Belgium Reactor: ‘Thousands of Cracks’

Thursday, August 23, 2012 @ 05:08 PM gHale


There could be thousands of cracks in the reactor vessel of the Doel 3 nuclear reactor near Antwerp, on the Dutch border, said Federal Agency for Nuclear Control (FANC) Nuclear Safety Chief, Willy De Roovere.

Belgium’s FANC held an international meeting of nuclear experts Aug. 16.

RELATED STORIES
Control Rod Falls into Core, Reactor Down
Radioactive Byproduct Inside Trailer
Belgium Halts Nuclear Plant
Xcel Shuts Down Two Reactors

The EU had conducted stress tests on all of Europe’s 143 reactors in April last year, following the Fukushima disaster, with the tests meant to assess whether an EU-based nuclear power plant could withstand, for instance, natural disasters such as earthquakes or terrorist attacks.

FANC had stated the facilities were adequate in their report to the EU at the time and have stood over the validity of the tests despite the recent findings.

“Results of the stress tests are still perfectly valid. In any case they had an altogether different purpose,” FANC officials said.

The inspector said the cracks are parallel to the surface of the walls and pose no immediate threat but the large number has left him concerned. Repairs, he said, would be almost impossible, as it is in the reactor vessel where the water of the main primary system flows through the core, where it ends up heated by the nuclear fuel.

Officials found the cracks, which could date back to the reactor’s construction some 40 years ago, using ultra-sound during inspections in June and July.

The reactor poses no threat to the population, workers or the surrounding environment, FANC said. The agency said they found the cracks now because they had never done the ultra-sound inspection before.

Dutch company Droogdok Maatschapij (DRM), which is no longer in business, built the Doel 3 reactor vessel.
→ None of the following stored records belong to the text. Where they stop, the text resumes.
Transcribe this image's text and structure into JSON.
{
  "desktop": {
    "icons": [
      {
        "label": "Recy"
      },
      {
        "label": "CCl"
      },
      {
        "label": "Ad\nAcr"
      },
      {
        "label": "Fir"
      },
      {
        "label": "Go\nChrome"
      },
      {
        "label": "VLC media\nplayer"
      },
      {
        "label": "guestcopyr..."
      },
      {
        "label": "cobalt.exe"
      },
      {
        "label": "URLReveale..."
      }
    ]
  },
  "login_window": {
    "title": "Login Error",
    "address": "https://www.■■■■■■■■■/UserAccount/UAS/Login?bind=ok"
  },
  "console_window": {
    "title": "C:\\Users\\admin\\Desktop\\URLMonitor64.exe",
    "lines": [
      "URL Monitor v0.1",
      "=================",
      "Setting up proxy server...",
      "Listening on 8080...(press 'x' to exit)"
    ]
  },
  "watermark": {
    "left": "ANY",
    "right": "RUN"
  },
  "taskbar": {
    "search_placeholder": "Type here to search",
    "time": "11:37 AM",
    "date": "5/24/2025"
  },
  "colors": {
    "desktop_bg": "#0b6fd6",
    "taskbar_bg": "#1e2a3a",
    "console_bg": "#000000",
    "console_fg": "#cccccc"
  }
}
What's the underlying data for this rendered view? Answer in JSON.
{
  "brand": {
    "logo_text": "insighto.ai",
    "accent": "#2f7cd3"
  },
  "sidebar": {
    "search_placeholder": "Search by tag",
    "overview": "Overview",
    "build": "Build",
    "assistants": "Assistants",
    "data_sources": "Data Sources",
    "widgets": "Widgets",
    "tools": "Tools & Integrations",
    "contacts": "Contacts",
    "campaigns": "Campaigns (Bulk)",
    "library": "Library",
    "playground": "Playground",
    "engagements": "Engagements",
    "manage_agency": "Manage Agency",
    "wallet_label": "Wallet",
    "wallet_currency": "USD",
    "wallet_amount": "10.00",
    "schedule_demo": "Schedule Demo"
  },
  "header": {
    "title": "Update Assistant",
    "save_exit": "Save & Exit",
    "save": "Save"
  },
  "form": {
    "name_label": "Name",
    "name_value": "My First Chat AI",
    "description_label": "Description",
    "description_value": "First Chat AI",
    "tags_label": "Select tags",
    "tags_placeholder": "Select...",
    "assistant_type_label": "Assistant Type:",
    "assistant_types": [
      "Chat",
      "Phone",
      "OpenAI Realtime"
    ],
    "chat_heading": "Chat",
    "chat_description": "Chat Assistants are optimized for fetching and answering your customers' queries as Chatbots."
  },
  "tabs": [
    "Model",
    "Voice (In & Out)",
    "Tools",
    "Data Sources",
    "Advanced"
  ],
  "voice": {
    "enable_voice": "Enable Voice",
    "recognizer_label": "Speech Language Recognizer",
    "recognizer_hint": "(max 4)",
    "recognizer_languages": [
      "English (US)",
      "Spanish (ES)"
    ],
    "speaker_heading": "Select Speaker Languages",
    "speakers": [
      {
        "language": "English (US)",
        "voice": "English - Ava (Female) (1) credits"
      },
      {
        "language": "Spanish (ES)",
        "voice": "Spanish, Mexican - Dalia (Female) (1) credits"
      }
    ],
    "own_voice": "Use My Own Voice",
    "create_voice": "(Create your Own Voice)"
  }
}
The company also built another 21 casings for other reactors around the world, one other in Belgium as well as the Netherlands, Germany, Spain, Sweden, Switzerland, the U.S. and Argentina.

Both Belgian plants are now in shutdown mode with the authorities stressing there is no danger to the population, worker or the environment.



Leave a Reply

You must be logged in to post a comment.